Presentation on theme: "The Yuan and Ming Dynasties Chapter 7.4. The Mongol Empire Northern China, throughout history had been attacked by nomadic people over and over. One of."— Presentation transcript:
The Mongol Empire Northern China, throughout history had been attacked by nomadic people over and over. One of the groups of nomads were the Mongols. For centuries, these Mongol tribes lived separately in regions of North China. In 1206, a powerful leader, or khan, united the Mongols. His name was Temujin. When Temujin became leader, he was given a new title: “Universal Leader” or Genghis Khan. Ghenghis Khan and his Mongol Empire
For 20 years, Genghis Khan and his powerful army of Mongols terrorized people throughout much of Asia and Eastern Europe. In 1211, the Mongols attacked China, wrecking whole towns and farmlands. By the time he died in 1227, all Northern China was under Mongol control.

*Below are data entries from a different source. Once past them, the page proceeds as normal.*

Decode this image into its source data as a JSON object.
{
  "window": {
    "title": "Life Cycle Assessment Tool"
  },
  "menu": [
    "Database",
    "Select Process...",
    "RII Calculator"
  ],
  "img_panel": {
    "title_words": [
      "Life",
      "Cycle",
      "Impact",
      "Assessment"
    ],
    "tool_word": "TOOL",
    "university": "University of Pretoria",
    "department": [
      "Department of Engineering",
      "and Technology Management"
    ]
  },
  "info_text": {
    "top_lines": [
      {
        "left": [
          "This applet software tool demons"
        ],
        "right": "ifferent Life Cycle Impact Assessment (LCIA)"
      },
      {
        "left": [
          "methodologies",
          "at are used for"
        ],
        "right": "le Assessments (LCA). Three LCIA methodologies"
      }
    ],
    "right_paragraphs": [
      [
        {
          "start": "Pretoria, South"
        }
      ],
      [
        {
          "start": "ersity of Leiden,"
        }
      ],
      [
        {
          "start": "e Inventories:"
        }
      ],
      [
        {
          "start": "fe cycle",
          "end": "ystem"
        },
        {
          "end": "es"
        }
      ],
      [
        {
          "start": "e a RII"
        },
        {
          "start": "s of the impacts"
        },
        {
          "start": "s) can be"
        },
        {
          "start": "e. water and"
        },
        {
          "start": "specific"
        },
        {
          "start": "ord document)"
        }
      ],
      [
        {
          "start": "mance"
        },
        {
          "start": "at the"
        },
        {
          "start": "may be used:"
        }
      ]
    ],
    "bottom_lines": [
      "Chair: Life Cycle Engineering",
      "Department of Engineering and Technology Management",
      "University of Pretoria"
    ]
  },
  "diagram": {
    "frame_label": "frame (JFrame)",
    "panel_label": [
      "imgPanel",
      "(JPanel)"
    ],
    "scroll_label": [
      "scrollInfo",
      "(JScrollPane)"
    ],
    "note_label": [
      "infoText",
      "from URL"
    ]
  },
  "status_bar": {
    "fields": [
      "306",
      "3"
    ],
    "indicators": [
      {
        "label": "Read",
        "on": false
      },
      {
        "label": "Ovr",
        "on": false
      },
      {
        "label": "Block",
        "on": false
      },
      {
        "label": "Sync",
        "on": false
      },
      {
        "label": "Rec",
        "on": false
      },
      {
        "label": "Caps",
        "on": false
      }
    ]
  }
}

The Yuan Dynasty 1279-1368 (China ruled by the Mongols) In 1260, Genghis Khan’s grandson, Kublai Khan became ruler of the Mongol Empire. In 1279, he overthrew China and declared himself the emperor of China and this began the Yuan (yoo-EN) dynasty. For the first time in in China’s history, it was ruled by foreigners. These Mongols spoke different languages, worshipped different gods, wore different clothes, and celebrated different customs. The Chinese resented this and saw it as rude and uncivilized. Kublai Khan
During the Yuan dynasty: The Chinese were not forced to accept the way of the Mongols, but some Mongols adopted Chinese culture (like Confucianism). The Chinese were not allowed to gain too much power. The Mongols placed a special tax on the Chinese. This money was used on public- works projects like The Grand Canal Roads Palaces They welcomed sea trade with India and Southeast Asia. Marco Polo, an Italian merchant sailor, traveled in and around China between 1271-1295. He was welcomed and well respected by the Mongol government. He even served in Kublia Khan’s court. He wrote a book that sparked much European interest in China. Marco Polo and Kublai Khan’s Court
Fall of the Yuan Dynasty The Mongols wanted more land. In 1274 and 1281- they decided to invade Japan – but the campaigns were disastrous. Met with violent storms and fierce defenders and this destroyed the Mongol force. The Mongols were financially weak from huge public works projects. In 1368, a former monk named Zhu Yuanzhang, took charge of the rebel army and led them in a victorious battle that overthrew the Mongols. Finally, China was once again ruled by the Chinese and led way for the final dynasty…the Ming dynasty. 3 reasons Yuan dynasty fell 1.Failed campaigns at sea weakened the military. 2.Huge public-work projects weakened economy. 3.Build up of Chinese resentment
The Ming Dynasty 1368-1644 One of the most stable and prosperous times in China’s history. They were known for: Great sea voyages Great building projects
Great Sea Voyages Improved their ships and sailing skills Greatest sailor of this period was Zheng He (juhng HUH) 1405-1433 he led 7 voyages around Asia. One voyage included more than 60 ships and 25,000 sailors. Some ships were larger than 300 feet long (1 football field!) These voyages rank among the most impressive in the seafaring history. His voyages served as a clear sign of China’s power.
Great Building Projects to impress Chinese and enemies to the North Forbidden City – A 9,000 room palace with hundreds of imperial residences, temples, and other government buildings – “Forbidden” to the common people. Restoration of Great Wall – 12 ft. wide, 25 ft. tall and 2,000 miles long (distance from San Diego to NY)
Under the Ming Dynasty China withdrew from other foreign influences Censors were used to monitor behavior and quality of education In 1430’s a new emperor ban all Zheng’s fleets and Chinese from foreign travel and trade Entered a time of Isolationism Isolationism was a policy of avoiding contact with other countries. This ended up hurting China in the long run. China was unaware of what technology growth in other parts of the world and this affected their ability to “stay up with the times”. By 1644 China was overthrown again because they were too weak to stop it.